An employee who complains of matters not specifically related to fraud against shareholders may still claim retaliation under the Sarbanes-Oxley Act of 2002 (“SOX”). Lockheed Martin v. Department of Labor, No. 11-9524 (10th Cir. June 4, 2013), http://www.ca10.uscourts.gov/opinions/11/11-9524.pdf. In Lockheed Martin, the employee internally reported what she believed was mail or wire fraud. When later constructively discharged, she sued for retaliation under SOX. Despite finding that the employee failed to prove a “loss of shareholder value” as a result of the alleged fraud, the Tenth Circuit allowed her to maintain her claim under SOX. The Court noted that the anti-retaliation provision of SOX applies to any employee complaint regarding violations of 18 U.S.C. §§ 1341, 1343, 1344, or 1348, or any rule or regulation of the Securities and Exchange Commission, regardless whether such violations relate to fraud against shareholders.

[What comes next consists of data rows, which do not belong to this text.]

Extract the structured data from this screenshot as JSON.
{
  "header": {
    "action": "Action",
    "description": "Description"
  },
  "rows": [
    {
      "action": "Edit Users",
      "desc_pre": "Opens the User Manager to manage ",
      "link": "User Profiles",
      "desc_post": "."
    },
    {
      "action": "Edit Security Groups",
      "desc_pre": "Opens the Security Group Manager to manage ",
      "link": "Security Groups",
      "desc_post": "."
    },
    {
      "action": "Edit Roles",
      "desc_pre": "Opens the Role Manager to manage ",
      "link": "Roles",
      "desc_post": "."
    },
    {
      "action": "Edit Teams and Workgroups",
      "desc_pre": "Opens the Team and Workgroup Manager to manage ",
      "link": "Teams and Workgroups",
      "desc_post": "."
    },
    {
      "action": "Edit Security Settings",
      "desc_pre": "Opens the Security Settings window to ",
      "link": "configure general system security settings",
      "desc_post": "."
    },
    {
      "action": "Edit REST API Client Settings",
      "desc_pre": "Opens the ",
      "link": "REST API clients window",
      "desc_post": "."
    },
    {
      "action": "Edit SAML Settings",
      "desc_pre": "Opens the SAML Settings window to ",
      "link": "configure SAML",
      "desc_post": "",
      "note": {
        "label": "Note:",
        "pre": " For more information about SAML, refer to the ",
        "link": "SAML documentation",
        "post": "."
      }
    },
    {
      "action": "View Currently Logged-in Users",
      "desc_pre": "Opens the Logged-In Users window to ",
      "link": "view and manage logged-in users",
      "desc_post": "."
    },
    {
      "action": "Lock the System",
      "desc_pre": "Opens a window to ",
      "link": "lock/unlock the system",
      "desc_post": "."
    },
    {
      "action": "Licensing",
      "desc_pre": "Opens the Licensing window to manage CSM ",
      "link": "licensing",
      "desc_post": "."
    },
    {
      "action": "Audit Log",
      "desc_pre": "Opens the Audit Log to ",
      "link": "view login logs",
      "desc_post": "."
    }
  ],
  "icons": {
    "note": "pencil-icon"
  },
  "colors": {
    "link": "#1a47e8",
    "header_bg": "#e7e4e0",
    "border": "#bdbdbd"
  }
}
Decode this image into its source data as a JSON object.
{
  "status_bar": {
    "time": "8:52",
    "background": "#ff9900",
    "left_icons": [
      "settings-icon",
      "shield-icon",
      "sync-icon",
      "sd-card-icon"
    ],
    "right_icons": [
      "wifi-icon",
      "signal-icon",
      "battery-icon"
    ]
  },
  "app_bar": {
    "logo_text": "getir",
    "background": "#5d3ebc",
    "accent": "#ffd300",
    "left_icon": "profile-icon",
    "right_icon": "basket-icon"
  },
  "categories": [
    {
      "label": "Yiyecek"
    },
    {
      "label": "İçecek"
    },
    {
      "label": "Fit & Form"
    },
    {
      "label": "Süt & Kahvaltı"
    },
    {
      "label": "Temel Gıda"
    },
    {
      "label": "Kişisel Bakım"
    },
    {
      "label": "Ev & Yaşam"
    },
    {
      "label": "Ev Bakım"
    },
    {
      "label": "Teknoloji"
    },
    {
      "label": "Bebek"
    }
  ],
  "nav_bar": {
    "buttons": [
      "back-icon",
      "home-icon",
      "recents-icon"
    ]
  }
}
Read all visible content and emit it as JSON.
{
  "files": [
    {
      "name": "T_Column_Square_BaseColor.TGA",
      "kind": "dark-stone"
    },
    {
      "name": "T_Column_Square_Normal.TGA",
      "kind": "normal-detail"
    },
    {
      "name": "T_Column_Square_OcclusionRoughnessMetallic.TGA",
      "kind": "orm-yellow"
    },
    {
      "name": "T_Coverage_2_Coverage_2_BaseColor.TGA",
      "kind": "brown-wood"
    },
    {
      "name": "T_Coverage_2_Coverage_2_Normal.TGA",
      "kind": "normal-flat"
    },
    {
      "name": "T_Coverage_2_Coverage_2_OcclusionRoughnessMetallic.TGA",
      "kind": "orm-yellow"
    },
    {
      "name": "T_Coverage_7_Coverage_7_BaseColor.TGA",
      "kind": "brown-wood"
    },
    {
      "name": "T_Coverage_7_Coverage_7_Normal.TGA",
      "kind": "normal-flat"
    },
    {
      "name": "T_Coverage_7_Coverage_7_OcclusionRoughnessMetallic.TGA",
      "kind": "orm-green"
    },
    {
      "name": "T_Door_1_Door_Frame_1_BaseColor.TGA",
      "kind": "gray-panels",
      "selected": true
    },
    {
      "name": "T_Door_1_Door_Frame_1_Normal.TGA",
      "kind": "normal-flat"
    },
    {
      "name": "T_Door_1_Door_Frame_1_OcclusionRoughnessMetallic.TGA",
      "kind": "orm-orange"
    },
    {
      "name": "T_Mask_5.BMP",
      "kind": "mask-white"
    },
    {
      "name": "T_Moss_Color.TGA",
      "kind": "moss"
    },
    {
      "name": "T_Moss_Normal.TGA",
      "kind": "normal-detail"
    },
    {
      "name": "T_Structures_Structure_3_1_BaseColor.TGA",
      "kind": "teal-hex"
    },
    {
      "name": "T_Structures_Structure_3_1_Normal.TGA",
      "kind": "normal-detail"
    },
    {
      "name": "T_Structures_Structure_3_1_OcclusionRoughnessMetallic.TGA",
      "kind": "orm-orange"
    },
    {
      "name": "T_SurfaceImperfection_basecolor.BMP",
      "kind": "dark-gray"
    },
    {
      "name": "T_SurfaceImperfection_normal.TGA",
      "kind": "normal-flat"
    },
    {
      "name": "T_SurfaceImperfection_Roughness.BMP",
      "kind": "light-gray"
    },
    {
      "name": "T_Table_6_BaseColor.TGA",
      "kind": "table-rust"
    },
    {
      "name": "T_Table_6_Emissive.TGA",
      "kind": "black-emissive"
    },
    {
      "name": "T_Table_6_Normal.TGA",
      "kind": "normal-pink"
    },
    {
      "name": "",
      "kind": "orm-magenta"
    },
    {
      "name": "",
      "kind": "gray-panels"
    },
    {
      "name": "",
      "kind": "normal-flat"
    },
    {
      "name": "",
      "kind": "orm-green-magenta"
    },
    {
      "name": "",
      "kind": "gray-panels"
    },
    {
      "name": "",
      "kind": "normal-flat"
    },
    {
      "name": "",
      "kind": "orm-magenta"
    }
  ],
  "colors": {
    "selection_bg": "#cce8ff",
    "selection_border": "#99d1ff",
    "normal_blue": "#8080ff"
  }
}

The Supreme Court of New Mexico has held that if an employer did not demand documentation of a prospective employee’s lawful status at the time of hire, that employer could not later use the worker’s undocumented status as a defense to paying benefits under the New Mexico Workers’ Compensation Act. Gonzales v. Performance Painting, Inc., No. 32,844 (N.M. May 30, 2013), http://www.nmcompcomm.us/nmcases/nmsc/slips/SC32,844.pdf.